The introduction of gorse as hedging material in the early-1900s added to the rapidly declining native forest. Gorse is a spiny, evergreen exotic shrub which can grow up to 15-feet tall and 30-feet in diameter.
In a single gorse plant, there can be hundreds of pods which eventually burst and expel thousands of gorse seeds. By the mid-1950s, the gorse had spread uncontrollably, killing the majority of the remaining native plants.
In an effort to eliminate the gorse, a state territorial prison camp was also established in 1953 located near the present Olinda Homesteads. Low security prisoners were brought to Maui from overcrowded O’ahu prisons, with the primary purpose of clearing the overgrown gorse areas.
The Olinda prison facility was located on 114 acres of Haleakala land and initially housed approximately 30 prisoners. In addition to clearing the gorse, prisoners grew vegetables for shipment to Honolulu.
In the early-1950s, Olinda prisoners had also undertaken the job of linking the road to Kahakuloa with the highway that extends beyond Lahaina, making it possible to circle clear around the West Maui block of mountains.
By the mid-1950s, the majority of the gorse had been eliminated. (The old Olinda minimum-security prison was transformed in the late-1980s to a refuge for endangered endemic birds.)
Unlike most Forest Reserves established by Hawai‘i’s Territorial government in the early-20th century, the land that was set aside for Waihou Spring Forest Reserve in 1909 was open grazing land rather than forested land.

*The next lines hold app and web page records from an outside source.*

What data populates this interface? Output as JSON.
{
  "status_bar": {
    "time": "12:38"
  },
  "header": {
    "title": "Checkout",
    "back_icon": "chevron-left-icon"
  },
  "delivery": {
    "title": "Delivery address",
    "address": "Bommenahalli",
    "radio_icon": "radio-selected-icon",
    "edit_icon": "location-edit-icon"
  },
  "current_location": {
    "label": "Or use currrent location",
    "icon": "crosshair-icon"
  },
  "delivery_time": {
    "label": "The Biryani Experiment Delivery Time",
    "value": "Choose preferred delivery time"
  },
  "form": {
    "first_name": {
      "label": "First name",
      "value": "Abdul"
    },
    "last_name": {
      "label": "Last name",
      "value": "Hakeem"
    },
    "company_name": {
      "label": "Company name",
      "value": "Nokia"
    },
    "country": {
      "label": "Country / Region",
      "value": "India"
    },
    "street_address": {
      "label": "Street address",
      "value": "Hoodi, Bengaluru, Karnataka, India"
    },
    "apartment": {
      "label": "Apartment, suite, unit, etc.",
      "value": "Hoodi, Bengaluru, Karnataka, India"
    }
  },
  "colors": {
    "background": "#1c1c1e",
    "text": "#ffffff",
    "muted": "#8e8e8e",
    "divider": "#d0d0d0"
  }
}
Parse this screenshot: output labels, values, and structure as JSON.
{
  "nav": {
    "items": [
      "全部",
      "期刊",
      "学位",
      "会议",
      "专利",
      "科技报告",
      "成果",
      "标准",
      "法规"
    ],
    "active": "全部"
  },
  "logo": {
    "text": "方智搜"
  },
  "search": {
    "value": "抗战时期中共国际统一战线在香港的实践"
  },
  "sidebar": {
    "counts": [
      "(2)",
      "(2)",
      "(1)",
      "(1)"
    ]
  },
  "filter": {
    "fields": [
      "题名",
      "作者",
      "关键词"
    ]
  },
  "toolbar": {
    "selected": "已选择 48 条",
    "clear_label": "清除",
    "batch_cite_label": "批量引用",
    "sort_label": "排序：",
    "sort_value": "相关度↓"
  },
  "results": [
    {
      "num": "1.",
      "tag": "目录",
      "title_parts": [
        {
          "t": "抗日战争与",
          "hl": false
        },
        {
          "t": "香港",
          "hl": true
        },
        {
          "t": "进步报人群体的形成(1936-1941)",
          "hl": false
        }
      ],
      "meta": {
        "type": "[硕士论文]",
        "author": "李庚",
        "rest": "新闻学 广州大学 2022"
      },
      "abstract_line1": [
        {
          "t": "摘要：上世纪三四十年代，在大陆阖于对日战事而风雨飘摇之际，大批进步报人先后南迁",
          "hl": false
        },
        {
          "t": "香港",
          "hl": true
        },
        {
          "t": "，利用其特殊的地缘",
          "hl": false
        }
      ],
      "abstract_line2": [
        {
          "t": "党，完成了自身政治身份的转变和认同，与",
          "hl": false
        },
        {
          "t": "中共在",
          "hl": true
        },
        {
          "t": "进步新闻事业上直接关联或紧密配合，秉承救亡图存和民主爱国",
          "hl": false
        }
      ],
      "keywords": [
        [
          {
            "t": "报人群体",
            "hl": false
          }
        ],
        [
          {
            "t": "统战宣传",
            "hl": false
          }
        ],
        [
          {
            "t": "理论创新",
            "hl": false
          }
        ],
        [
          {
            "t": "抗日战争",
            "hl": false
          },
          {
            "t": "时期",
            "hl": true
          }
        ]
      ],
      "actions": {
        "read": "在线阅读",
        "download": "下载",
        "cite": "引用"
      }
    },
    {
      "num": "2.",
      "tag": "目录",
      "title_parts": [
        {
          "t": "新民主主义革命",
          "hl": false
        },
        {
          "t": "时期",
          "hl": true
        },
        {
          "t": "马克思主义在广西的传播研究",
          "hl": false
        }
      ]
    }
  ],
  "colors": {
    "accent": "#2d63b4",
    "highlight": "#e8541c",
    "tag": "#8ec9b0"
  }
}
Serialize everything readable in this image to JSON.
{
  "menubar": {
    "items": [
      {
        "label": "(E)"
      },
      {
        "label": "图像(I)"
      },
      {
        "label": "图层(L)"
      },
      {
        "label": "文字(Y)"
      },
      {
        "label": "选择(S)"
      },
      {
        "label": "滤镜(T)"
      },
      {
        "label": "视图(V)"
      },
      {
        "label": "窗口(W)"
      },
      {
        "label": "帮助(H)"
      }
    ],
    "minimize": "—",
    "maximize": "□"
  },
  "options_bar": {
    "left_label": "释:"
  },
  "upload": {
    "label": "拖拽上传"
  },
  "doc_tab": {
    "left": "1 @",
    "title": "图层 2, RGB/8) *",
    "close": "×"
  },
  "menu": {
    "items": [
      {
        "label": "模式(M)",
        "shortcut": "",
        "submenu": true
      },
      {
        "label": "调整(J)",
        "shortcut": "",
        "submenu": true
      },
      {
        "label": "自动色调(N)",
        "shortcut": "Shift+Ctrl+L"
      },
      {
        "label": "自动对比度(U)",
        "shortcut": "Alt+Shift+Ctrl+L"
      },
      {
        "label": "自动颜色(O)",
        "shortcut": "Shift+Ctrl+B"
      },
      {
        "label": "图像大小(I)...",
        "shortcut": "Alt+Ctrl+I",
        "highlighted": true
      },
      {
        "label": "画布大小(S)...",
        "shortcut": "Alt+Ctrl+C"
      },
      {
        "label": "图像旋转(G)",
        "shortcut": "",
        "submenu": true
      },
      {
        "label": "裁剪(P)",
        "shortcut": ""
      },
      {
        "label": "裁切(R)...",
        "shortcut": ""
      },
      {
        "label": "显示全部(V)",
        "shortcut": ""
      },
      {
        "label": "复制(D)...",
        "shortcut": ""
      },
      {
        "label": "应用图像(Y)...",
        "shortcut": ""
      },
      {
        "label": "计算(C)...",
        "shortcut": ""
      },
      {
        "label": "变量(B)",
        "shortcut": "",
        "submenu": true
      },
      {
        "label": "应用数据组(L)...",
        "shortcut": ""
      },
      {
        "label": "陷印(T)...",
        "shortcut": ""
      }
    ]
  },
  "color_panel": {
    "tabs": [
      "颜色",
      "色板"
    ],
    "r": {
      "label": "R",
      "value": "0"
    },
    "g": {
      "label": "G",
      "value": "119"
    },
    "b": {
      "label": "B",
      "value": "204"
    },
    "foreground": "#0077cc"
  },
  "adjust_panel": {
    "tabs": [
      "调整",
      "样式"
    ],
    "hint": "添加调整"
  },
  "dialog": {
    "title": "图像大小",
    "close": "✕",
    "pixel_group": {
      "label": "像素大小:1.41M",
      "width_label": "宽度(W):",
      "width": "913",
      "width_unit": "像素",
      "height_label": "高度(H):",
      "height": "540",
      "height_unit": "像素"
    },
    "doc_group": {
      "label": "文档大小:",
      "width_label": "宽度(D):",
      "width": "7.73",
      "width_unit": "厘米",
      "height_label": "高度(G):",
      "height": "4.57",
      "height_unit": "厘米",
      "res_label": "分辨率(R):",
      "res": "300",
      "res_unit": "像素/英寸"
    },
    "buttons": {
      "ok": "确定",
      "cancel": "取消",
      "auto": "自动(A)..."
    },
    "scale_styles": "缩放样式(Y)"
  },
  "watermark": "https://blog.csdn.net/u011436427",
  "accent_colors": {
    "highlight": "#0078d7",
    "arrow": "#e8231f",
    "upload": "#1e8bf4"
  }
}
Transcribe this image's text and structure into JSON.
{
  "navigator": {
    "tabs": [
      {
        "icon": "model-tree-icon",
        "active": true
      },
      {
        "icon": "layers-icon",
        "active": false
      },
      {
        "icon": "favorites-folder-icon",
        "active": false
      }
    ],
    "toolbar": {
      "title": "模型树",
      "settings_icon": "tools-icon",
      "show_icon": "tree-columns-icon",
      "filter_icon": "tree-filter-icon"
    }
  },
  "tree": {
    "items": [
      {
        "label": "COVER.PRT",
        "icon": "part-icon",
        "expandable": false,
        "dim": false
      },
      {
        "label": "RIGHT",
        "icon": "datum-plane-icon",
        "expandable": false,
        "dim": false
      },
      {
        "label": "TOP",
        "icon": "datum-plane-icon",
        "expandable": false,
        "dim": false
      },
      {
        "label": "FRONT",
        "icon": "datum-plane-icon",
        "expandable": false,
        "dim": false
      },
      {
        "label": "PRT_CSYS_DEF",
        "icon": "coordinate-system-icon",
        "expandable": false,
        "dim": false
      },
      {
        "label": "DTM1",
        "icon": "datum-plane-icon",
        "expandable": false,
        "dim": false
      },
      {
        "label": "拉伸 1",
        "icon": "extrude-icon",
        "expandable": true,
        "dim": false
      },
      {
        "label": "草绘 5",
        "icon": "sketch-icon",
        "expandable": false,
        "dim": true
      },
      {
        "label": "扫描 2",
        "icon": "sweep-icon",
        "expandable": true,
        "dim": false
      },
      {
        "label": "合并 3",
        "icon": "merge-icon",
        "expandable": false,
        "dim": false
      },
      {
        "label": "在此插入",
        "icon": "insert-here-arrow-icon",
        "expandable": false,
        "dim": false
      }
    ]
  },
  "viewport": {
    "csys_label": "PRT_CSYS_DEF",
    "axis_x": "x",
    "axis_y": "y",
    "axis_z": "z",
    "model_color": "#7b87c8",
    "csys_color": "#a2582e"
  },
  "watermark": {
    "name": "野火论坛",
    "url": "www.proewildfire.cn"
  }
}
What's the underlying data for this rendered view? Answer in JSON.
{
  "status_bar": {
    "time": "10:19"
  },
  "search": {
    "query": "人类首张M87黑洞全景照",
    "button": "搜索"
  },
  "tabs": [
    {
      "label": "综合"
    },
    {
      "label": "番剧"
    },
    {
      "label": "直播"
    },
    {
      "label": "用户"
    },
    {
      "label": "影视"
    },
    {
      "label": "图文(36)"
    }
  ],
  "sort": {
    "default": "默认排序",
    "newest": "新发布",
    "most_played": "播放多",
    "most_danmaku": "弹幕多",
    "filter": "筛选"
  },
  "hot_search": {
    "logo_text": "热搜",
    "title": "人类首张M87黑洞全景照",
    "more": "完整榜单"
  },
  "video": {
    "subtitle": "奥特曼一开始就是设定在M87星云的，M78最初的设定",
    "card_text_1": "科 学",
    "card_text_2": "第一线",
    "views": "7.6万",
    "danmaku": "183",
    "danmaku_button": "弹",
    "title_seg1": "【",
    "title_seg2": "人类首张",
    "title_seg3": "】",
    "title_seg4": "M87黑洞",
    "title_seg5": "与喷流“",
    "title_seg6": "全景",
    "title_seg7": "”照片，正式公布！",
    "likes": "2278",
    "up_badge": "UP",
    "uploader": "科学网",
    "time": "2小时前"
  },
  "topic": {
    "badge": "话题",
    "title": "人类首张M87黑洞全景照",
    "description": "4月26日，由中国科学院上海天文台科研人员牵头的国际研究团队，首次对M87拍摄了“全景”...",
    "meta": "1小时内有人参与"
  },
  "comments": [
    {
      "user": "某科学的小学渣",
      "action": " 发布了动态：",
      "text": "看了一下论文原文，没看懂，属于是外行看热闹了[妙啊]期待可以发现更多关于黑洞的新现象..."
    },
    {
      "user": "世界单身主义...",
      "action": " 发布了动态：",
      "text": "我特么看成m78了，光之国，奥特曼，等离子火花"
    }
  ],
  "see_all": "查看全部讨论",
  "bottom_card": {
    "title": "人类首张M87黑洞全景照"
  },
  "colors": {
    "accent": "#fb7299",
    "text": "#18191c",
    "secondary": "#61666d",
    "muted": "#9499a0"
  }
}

The Territorial Government initially set aside land for the Forest Reserve on June 5, 1909, the object of which was to protect the sources of Waihou Spring, cited at the time as “one of the very few permanent springs on the western slope of Mt. Haleakalā”.
Even though the Reserve was created to protect the source of the spring at Waihou, the spring had already been tunneled and its water was being piped to the lower reaches of the adjacent Haleakalā Ranch to water livestock.
Once bare pasture land and in response to the declining remnant forest, the State Forestry folks began a tree-planting program. Haleakalā Ranch was contracted to build cattle fencing for the Reserve in 1913 and the Maui Agricultural Company began tree planting in 1919.
Tree planting consisted primarily of eucalyptus, various pine and tropical ash. As a secondary measure, the tree planting also served to keep the gorse weed down by shading it out of existence. It is now well forested with both native and non-native tree species.
The ‘ōpe‘ape‘a (Hawaiian hoary bat) is commonly seen both within the boundaries of Waihou Spring Forest Reserve and also in the area surrounding the Reserve. This species roosts in trees and has often been associated with non-native.
Forest birds that may be seen in the area include the ‘amakihi, ʻapapane, ‘alauahio and occasionally ‘i‘iwi. Historical records of sightings within close proximity of the Forest Reserve include two endangered forest birds: ‘ākohekohe and ‘ō‘ū.
Today, the major agricultural activities in up country Maui and are livestock grazing, truck farming, flower production and orchard crops. The forest reserve has been used in recent time for recreation and hunting.
Pig hunting is still popular within the forest reserve, although the number of pigs have declined in recent years as a result of residential developments.
Additionally, changes in weather conditions over the last fifty years have affected the flow of water in the area and majority of the gulches and natural springs are dry.
At approximately 186 acres, Waihou Spring Forest Reserve is relatively small but is a popular day-use area. It is close to residential neighborhoods and has a well-used hiking trail. (Lots of information here is from Cultural Surveys and DLNR.)